About this task ▸ Your answer must be an exact copy of the records below.

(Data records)
>>

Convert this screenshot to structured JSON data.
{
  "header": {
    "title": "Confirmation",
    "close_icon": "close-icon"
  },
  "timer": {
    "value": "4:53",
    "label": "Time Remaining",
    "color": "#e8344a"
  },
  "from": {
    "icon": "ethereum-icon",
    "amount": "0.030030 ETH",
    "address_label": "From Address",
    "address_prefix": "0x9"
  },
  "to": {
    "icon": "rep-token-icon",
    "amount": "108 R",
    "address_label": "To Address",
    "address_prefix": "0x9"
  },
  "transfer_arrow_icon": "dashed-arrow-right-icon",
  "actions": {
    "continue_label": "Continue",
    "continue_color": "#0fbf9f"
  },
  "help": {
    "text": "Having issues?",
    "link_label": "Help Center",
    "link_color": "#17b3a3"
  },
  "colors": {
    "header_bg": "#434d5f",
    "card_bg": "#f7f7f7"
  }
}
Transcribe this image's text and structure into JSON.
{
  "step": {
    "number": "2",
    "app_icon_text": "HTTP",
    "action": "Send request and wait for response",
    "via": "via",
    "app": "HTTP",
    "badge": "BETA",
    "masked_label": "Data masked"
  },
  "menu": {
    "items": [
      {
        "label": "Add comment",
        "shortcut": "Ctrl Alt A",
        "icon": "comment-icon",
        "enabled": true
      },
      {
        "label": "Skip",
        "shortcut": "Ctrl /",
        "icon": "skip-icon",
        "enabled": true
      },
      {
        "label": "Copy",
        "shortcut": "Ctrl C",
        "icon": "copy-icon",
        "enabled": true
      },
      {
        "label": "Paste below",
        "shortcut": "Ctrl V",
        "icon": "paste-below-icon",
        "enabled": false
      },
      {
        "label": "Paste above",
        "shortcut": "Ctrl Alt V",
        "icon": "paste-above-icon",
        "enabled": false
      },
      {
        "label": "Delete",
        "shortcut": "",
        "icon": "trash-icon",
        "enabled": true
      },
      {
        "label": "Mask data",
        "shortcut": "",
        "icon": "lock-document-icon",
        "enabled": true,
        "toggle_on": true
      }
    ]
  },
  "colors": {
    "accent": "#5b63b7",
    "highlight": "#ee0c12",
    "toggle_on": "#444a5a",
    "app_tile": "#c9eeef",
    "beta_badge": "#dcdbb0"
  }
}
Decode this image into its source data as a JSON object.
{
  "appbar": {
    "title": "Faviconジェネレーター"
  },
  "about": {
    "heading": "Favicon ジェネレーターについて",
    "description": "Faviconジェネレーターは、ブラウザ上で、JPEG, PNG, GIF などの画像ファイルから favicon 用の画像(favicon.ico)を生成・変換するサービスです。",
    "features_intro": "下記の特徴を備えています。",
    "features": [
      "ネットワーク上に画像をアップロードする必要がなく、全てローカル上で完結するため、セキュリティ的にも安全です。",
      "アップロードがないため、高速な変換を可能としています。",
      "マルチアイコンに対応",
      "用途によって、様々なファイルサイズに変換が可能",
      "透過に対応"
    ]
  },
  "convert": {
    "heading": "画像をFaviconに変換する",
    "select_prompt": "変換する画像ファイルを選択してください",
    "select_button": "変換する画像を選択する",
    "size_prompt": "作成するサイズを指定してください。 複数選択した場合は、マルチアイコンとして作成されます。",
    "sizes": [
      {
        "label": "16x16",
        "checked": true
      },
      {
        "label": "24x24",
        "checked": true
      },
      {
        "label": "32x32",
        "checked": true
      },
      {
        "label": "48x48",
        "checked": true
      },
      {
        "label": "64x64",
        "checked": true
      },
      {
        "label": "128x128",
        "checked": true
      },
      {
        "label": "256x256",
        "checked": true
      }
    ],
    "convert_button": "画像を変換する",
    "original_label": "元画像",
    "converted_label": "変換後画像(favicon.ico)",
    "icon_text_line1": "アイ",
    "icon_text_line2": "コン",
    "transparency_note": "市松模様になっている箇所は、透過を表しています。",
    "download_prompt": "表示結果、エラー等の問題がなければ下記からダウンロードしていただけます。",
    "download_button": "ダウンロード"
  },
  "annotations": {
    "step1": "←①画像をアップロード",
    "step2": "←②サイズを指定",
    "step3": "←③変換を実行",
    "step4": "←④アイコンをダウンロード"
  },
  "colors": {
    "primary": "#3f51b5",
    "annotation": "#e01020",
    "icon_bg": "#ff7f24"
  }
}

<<

Completed task ▸
Convert this screenshot to structured JSON data.
{
  "header": {
    "title": "Confirmation",
    "close_icon": "close-icon"
  },
  "timer": {
    "value": "4:53",
    "label": "Time Remaining",
    "color": "#e8344a"
  },
  "from": {
    "icon": "ethereum-icon",
    "amount": "0.030030 ETH",
    "address_label": "From Address",
    "address_prefix": "0x9"
  },
  "to": {
    "icon": "rep-token-icon",
    "amount": "108 R",
    "address_label": "To Address",
    "address_prefix": "0x9"
  },
  "transfer_arrow_icon": "dashed-arrow-right-icon",
  "actions": {
    "continue_label": "Continue",
    "continue_color": "#0fbf9f"
  },
  "help": {
    "text": "Having issues?",
    "link_label": "Help Center",
    "link_color": "#17b3a3"
  },
  "colors": {
    "header_bg": "#434d5f",
    "card_bg": "#f7f7f7"
  }
}
Transcribe this image's text and structure into JSON.
{
  "step": {
    "number": "2",
    "app_icon_text": "HTTP",
    "action": "Send request and wait for response",
    "via": "via",
    "app": "HTTP",
    "badge": "BETA",
    "masked_label": "Data masked"
  },
  "menu": {
    "items": [
      {
        "label": "Add comment",
        "shortcut": "Ctrl Alt A",
        "icon": "comment-icon",
        "enabled": true
      },
      {
        "label": "Skip",
        "shortcut": "Ctrl /",
        "icon": "skip-icon",
        "enabled": true
      },
      {
        "label": "Copy",
        "shortcut": "Ctrl C",
        "icon": "copy-icon",
        "enabled": true
      },
      {
        "label": "Paste below",
        "shortcut": "Ctrl V",
        "icon": "paste-below-icon",
        "enabled": false
      },
      {
        "label": "Paste above",
        "shortcut": "Ctrl Alt V",
        "icon": "paste-above-icon",
        "enabled": false
      },
      {
        "label": "Delete",
        "shortcut": "",
        "icon": "trash-icon",
        "enabled": true
      },
      {
        "label": "Mask data",
        "shortcut": "",
        "icon": "lock-document-icon",
        "enabled": true,
        "toggle_on": true
      }
    ]
  },
  "colors": {
    "accent": "#5b63b7",
    "highlight": "#ee0c12",
    "toggle_on": "#444a5a",
    "app_tile": "#c9eeef",
    "beta_badge": "#dcdbb0"
  }
}
Decode this image into its source data as a JSON object.
{
  "appbar": {
    "title": "Faviconジェネレーター"
  },
  "about": {
    "heading": "Favicon ジェネレーターについて",
    "description": "Faviconジェネレーターは、ブラウザ上で、JPEG, PNG, GIF などの画像ファイルから favicon 用の画像(favicon.ico)を生成・変換するサービスです。",
    "features_intro": "下記の特徴を備えています。",
    "features": [
      "ネットワーク上に画像をアップロードする必要がなく、全てローカル上で完結するため、セキュリティ的にも安全です。",
      "アップロードがないため、高速な変換を可能としています。",
      "マルチアイコンに対応",
      "用途によって、様々なファイルサイズに変換が可能",
      "透過に対応"
    ]
  },
  "convert": {
    "heading": "画像をFaviconに変換する",
    "select_prompt": "変換する画像ファイルを選択してください",
    "select_button": "変換する画像を選択する",
    "size_prompt": "作成するサイズを指定してください。 複数選択した場合は、マルチアイコンとして作成されます。",
    "sizes": [
      {
        "label": "16x16",
        "checked": true
      },
      {
        "label": "24x24",
        "checked": true
      },
      {
        "label": "32x32",
        "checked": true
      },
      {
        "label": "48x48",
        "checked": true
      },
      {
        "label": "64x64",
        "checked": true
      },
      {
        "label": "128x128",
        "checked": true
      },
      {
        "label": "256x256",
        "checked": true
      }
    ],
    "convert_button": "画像を変換する",
    "original_label": "元画像",
    "converted_label": "変換後画像(favicon.ico)",
    "icon_text_line1": "アイ",
    "icon_text_line2": "コン",
    "transparency_note": "市松模様になっている箇所は、透過を表しています。",
    "download_prompt": "表示結果、エラー等の問題がなければ下記からダウンロードしていただけます。",
    "download_button": "ダウンロード"
  },
  "annotations": {
    "step1": "←①画像をアップロード",
    "step2": "←②サイズを指定",
    "step3": "←③変換を実行",
    "step4": "←④アイコンをダウンロード"
  },
  "colors": {
    "primary": "#3f51b5",
    "annotation": "#e01020",
    "icon_bg": "#ff7f24"
  }
}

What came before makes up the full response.